     2. When administered with a felonious intent of committing, murder, if. death ensues, it is murder the most detestable, because it can of all others, be least prevented by manhood or forethought. It is a deliberate act necessarily implying malice. 1 Russ. Cr. 429. For the signs which indicate poisoning, vide 2 Beck's Med. Jurisp. ch. 16, p. 236, et seq.; Cooper's Med. Jurisp. 47; Ryan's Med. Jurisp. ch. 15, p. 202, et seq.; Traill, Med. Jur. 109.

References in periodicals archive ?
Garrett's specific requests from the EPA: 1) Is the EPA reevaluating the decision to cap the site instead of a full cleanup due to the discovery of a new toxic substance and the possibility that other toxic substances may be present?
In the first two weeks after conception, the embryo can be fatally damaged by toxic substances such as benzene, lead, or methyl mercury.
SOCMA commends Congressman John Shimkus (R-IL) and Ranking Member Paul Tonko (D-NY) for their bipartisan leadership to reform the Toxic Substances Control Act/' said William E.
Adoption of our platform for reform would transform the Toxic Substances Control Act into a law that prevents toxic chemical exposures before they occur.
ARET also issued two short-term goals: To reduce emissions of PBTSs by 90 percent and all other emissions of toxic substances by 50 percent by 2000.
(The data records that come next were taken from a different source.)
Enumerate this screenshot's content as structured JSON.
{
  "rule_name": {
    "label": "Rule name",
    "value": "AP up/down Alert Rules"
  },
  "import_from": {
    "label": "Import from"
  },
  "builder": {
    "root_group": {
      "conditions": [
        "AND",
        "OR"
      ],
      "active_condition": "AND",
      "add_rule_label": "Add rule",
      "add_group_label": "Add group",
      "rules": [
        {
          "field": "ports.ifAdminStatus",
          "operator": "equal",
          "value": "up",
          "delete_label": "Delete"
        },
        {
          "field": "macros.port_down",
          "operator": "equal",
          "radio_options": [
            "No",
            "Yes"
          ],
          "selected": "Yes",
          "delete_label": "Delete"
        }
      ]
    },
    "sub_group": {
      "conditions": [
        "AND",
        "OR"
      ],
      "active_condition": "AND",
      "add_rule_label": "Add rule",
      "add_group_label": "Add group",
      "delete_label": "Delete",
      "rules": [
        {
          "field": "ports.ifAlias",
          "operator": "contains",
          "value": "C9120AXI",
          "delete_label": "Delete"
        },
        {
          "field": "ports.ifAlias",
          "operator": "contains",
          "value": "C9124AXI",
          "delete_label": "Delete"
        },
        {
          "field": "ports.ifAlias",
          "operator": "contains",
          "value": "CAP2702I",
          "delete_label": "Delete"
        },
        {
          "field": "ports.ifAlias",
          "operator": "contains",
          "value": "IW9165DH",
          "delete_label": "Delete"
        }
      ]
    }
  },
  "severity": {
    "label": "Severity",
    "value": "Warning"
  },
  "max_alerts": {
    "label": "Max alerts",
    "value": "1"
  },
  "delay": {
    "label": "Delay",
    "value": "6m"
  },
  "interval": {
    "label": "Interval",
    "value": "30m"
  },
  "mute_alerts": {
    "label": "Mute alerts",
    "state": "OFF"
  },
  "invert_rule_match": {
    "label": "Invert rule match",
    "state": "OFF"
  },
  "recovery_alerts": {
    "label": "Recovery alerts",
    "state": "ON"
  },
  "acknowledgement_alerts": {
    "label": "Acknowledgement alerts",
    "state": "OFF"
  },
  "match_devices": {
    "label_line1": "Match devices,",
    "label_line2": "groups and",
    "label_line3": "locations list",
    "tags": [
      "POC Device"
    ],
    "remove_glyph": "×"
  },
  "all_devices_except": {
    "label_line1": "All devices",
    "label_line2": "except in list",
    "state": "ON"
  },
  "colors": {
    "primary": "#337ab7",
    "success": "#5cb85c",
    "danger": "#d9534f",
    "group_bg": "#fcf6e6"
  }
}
Unlike RoHS, it requires that the names and contents of toxic substances be indicated on the products.
2) A manufacturer or seller of goods, other than toxic substances, shall not be liable for damages sustained by another person unless the goods were negligently manufactured, or defective or unless there is a breach of warranty.
Atlanta, GA:Agency for Toxic Substances and Disease Registry.
In November 2003 the Agency of Toxic Substances and Disease Registry (ATSDR) issued a report on the results from its Warren Township hydrogen sulfide air sampling.
Clarifying and narrowing the scope of the bill to include only cathode ray tube devices and other video display devices that the Department of Toxic Substances Control determines contain hazardous waste.
We have a sense of bitter taste to protect us from ingesting toxic substances," says Dennis Drayna of the National Institute on Deafness and Other Communication Disorders in Bethesda, Md.
If these toxic substances contaminate the ground, they must be removed, even if half the building has to come down.